The holidays are a stressful time for businesses. While some are fighting their way through a holiday rush, others try to keep revenues flowing and costs covered through a slowdown as clients and employees go on holiday. For business owners, though, that isn’t everything. Employees face serious stress of their own, as they attempt to manage their finances, holiday plans, and work and family obligations.
Whether businesses are dealing with a holiday slump or a rush, they need their employees as engaged as possible during the holidays. Moreover, they need those employees to be fresh-faced and ready to go in the first week of January. To do that, business owners need to do whatever they can to keep employee stress low, and morale high. Often, that means finding ways to deal with the additional stress of the season, while also taking steps to reduce unnecessary stressors.
Understand employee priorities
Managing employee morale is about understanding the relationship between workers and their business. As in any relationship, communication matters, and miscommunication is dangerous. Before leaders can take steps to improve morale, it’s important to understand the perspective of the people they’re attempting to communicate with.
For example, a business that has suffered a blow to morale due to budget cuts, layoffs, or anemic holiday bonuses might be especially in need of a boost. A well-meaning business owner might try to lift everyone’s spirits by throwing a big holiday bash, or perhaps sponsoring a raffle with valuable prizes. Attending workers would likely see this as a financially irresponsible use of funds in light of the personal toll that tough times had taken on them. Any action that business leaders take needs to take their business’, and their employees’ current situation into account.
Getting the holiday party right
Businesses frequently opt to host a holiday party as a way to give employees a chance to mingle and unwind in an otherwise stressful time. It’s a great opportunity to make everyone feel appreciated, and to hand out holiday gifts or bonuses. However, holiday parties need to be approached with care if they’re to be a success.
Don’t make parties mandatory
Employees have a lot going on during this time. While a party might be what most of your team needs, others might have family obligations, or aspects to their role that make it difficult to attend. Making attendance at your party mandatory won’t benefit them, and could breed resentment that might influence other employees. A party should be a gift freely given to those who will enjoy it, without strings attached for those who won’t.
Don’t go overboard
Party planning is a great creative outlet that might offer some employees a lot of joy, but it’s important not to overdo it. Involving too many people, or making the event too elaborate might distract workers from their work, and ultimately leave them further behind, and more stressed, than they would have been without a party. Instead, both planning and execution should ideally be managed as efficiently as possible so as to minimise the additional strain put on those organising the event.
Help employees manage stress

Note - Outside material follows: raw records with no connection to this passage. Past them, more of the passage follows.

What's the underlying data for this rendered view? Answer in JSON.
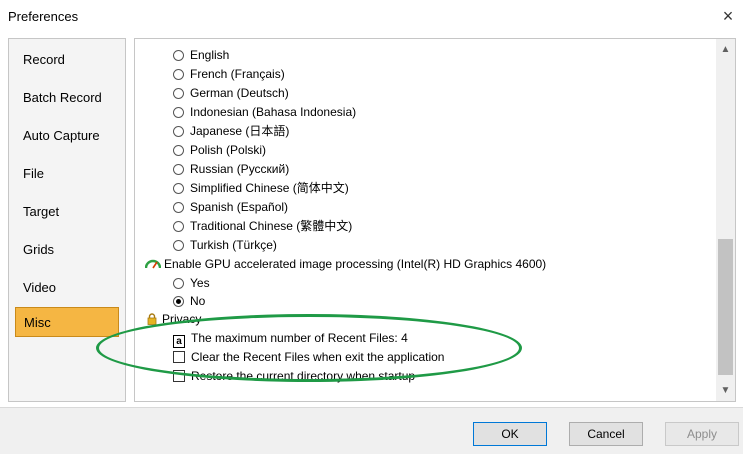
{
  "window": {
    "title": "Preferences",
    "close_label": "×"
  },
  "sidebar": {
    "items": [
      {
        "label": "Record",
        "active": false
      },
      {
        "label": "Batch Record",
        "active": false
      },
      {
        "label": "Auto Capture",
        "active": false
      },
      {
        "label": "File",
        "active": false
      },
      {
        "label": "Target",
        "active": false
      },
      {
        "label": "Grids",
        "active": false
      },
      {
        "label": "Video",
        "active": false
      },
      {
        "label": "Misc",
        "active": true
      }
    ]
  },
  "languages": [
    {
      "label": "English",
      "selected": false
    },
    {
      "label": "French (Français)",
      "selected": false
    },
    {
      "label": "German (Deutsch)",
      "selected": false
    },
    {
      "label": "Indonesian (Bahasa Indonesia)",
      "selected": false
    },
    {
      "label": "Japanese (日本語)",
      "selected": false
    },
    {
      "label": "Polish (Polski)",
      "selected": false
    },
    {
      "label": "Russian (Русский)",
      "selected": false
    },
    {
      "label": "Simplified Chinese (简体中文)",
      "selected": false
    },
    {
      "label": "Spanish (Español)",
      "selected": false
    },
    {
      "label": "Traditional Chinese (繁體中文)",
      "selected": false
    },
    {
      "label": "Turkish (Türkçe)",
      "selected": false
    }
  ],
  "gpu": {
    "label": "Enable GPU accelerated image processing (Intel(R) HD Graphics 4600)",
    "options": [
      {
        "label": "Yes",
        "selected": false
      },
      {
        "label": "No",
        "selected": true
      }
    ]
  },
  "privacy": {
    "label": "Privacy",
    "max_recent": "The maximum number of Recent Files: 4",
    "clear_recent": {
      "label": "Clear the Recent Files when exit the application",
      "checked": false
    },
    "restore_dir": {
      "label": "Restore the current directory when startup",
      "checked": false
    }
  },
  "buttons": {
    "ok": "OK",
    "cancel": "Cancel",
    "apply": "Apply"
  },
  "colors": {
    "active_tab": "#f5b643",
    "annotation": "#1f9a46"
  }
}
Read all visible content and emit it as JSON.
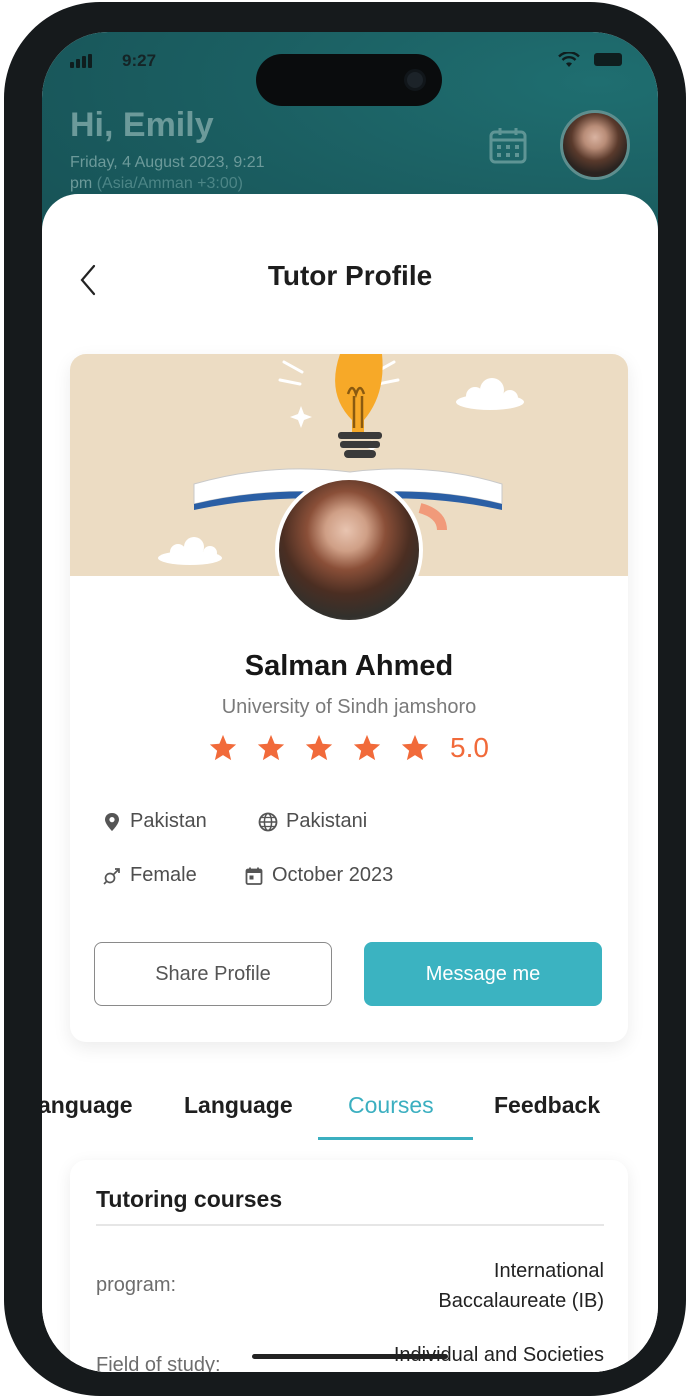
{
  "status": {
    "time": "9:27"
  },
  "header": {
    "greeting": "Hi, Emily",
    "date": "Friday, 4 August 2023, 9:21",
    "date_suffix": "pm",
    "timezone": "(Asia/Amman +3:00)"
  },
  "page": {
    "title": "Tutor Profile"
  },
  "tutor": {
    "name": "Salman Ahmed",
    "university": "University of Sindh jamshoro",
    "stars": 5,
    "rating": "5.0",
    "country": "Pakistan",
    "nationality": "Pakistani",
    "gender": "Female",
    "joined": "October 2023"
  },
  "actions": {
    "share": "Share Profile",
    "message": "Message me"
  },
  "tabs": [
    {
      "label": "anguage"
    },
    {
      "label": "Language"
    },
    {
      "label": "Courses"
    },
    {
      "label": "Feedback"
    }
  ],
  "courses": {
    "title": "Tutoring courses",
    "rows": [
      {
        "label": "program:",
        "value": "International Baccalaureate (IB)"
      },
      {
        "label": "Field of study:",
        "value": "Individual and Societies"
      }
    ]
  },
  "colors": {
    "accent": "#3bb3c1",
    "star": "#f16a3a",
    "header_bg": "#1b5f62"
  },
  "icons": [
    "back-icon",
    "calendar-icon",
    "location-pin-icon",
    "globe-icon",
    "gender-icon",
    "calendar-small-icon",
    "star-icon"
  ]
}
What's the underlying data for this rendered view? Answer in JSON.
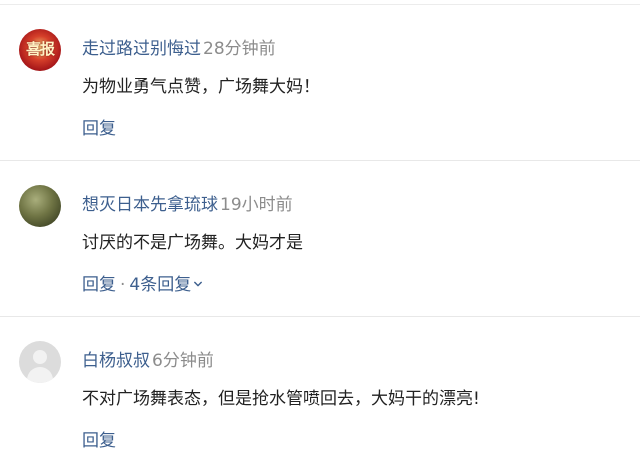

Businesses can’t simply let employees slack off just because they suddenly have other obligations to see to and holidays to plan. However, that doesn’t mean they can’t help employees to balance their combined social and work responsibilities. During the holidays, more than any other time, flexible working arrangements can make a very big difference. That means allowing workers to work at irregular times and places as needed, whether that means working from home, showing up on a weekend, or even dropping in at night.
This gives people that crucial time they need to go holiday shopping during the day, to attend their kids’ holiday events, or to make that all-important trip to visit the in-laws instead of blowing it off for work. Not only will this ultimately help to reduce stress, it’ll also eliminate the need for difficult choices that would otherwise result in unnecessary absenteeism and lost productivity.
Ultimately, keeping morale high is about keeping employee stress under control, and making them feel understood. They need to know that their employer is aware of the stress they’re under, and is working to help them rather than making their lives even more complicated. By offering moral support in this way, businesses can lend their workers a sense of security that will limit their stress levels, and help to build a sense of solidarity and loyalty in their teams.